■ **DATA LISTING**:
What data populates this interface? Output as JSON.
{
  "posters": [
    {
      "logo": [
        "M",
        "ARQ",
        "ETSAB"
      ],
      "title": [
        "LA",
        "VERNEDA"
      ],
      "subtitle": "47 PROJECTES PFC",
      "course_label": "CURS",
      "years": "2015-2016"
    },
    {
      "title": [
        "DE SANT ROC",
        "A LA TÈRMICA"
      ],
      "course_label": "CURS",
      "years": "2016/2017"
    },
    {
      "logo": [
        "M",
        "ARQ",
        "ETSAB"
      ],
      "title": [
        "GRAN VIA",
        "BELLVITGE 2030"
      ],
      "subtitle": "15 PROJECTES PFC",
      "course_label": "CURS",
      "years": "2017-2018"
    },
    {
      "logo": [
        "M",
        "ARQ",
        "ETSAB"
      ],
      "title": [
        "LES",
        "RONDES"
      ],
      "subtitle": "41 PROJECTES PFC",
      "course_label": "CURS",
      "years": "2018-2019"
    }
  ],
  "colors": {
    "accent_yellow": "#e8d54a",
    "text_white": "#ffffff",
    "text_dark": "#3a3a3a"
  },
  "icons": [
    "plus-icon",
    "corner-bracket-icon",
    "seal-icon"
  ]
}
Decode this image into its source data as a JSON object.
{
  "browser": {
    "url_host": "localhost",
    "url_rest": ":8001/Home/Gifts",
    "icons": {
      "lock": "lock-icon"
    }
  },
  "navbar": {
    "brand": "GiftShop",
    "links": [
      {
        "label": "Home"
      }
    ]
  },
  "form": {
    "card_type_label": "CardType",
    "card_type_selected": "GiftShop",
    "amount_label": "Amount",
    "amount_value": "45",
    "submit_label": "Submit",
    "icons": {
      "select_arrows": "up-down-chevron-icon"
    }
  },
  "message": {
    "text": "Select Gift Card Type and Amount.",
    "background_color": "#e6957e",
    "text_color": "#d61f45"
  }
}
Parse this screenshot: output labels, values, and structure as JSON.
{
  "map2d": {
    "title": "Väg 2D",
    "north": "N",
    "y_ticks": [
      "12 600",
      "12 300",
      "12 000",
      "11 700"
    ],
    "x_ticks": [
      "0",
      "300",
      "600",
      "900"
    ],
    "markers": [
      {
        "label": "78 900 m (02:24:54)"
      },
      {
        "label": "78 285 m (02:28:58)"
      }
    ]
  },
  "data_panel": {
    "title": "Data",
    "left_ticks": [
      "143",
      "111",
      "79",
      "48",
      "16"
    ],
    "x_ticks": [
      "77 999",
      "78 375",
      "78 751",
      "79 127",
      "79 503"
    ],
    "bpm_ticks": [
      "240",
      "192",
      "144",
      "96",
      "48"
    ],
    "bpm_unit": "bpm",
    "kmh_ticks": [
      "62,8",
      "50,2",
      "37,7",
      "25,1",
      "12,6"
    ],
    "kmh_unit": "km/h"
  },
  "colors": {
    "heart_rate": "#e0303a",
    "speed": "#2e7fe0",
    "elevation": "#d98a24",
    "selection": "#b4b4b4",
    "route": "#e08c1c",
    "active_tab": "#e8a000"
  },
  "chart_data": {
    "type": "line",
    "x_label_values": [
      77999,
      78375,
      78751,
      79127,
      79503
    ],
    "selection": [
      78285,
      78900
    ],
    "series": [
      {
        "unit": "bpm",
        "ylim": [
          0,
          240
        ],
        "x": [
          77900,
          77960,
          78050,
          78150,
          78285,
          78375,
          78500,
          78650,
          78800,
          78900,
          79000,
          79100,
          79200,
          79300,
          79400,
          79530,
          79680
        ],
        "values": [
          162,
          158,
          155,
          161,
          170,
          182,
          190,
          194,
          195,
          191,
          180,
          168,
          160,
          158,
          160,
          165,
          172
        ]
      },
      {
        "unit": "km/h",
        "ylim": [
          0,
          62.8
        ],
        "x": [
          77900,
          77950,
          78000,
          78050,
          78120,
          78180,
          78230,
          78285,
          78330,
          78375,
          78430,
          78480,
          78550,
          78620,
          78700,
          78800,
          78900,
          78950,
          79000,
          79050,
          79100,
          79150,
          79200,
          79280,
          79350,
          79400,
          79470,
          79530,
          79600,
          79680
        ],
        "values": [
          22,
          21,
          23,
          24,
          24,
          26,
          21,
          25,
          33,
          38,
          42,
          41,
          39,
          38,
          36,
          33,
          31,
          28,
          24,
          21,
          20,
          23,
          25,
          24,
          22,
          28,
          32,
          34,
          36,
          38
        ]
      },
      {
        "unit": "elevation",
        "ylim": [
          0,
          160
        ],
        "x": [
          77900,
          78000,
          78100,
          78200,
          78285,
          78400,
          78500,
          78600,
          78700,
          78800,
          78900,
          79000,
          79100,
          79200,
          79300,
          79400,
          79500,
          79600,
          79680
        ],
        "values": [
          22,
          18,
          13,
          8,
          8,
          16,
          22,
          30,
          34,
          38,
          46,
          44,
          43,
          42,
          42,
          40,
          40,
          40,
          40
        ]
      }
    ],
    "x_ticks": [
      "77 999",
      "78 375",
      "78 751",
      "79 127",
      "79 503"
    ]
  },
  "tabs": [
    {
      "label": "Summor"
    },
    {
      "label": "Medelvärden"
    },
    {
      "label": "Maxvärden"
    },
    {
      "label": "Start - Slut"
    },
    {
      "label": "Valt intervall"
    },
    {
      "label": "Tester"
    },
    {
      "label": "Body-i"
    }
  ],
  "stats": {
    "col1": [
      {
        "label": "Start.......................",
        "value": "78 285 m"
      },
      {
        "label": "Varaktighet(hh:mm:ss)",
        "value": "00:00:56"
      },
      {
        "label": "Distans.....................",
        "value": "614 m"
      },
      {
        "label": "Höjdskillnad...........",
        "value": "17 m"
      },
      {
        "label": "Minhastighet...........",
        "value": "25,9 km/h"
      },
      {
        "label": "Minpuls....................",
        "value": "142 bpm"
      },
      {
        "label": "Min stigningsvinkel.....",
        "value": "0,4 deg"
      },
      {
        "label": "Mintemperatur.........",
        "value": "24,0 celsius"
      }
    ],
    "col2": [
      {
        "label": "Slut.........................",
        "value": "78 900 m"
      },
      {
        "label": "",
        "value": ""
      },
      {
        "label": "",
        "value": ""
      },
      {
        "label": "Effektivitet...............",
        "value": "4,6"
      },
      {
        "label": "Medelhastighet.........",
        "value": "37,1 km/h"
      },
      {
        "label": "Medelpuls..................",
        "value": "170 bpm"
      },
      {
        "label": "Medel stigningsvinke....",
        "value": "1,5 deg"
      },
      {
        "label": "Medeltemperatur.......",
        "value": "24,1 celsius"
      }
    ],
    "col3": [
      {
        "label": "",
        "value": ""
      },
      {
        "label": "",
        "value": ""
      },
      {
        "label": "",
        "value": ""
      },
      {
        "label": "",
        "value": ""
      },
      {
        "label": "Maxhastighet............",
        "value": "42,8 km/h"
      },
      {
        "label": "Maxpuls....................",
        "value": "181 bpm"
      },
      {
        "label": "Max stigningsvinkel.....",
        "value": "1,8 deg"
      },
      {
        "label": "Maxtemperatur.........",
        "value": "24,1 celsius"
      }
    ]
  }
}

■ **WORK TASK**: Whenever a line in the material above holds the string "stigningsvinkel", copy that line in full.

■ **OUTPUT FOR THIS EXERCISE**:
        "label": "Min stigningsvinkel.....",
        "label": "Max stigningsvinkel.....",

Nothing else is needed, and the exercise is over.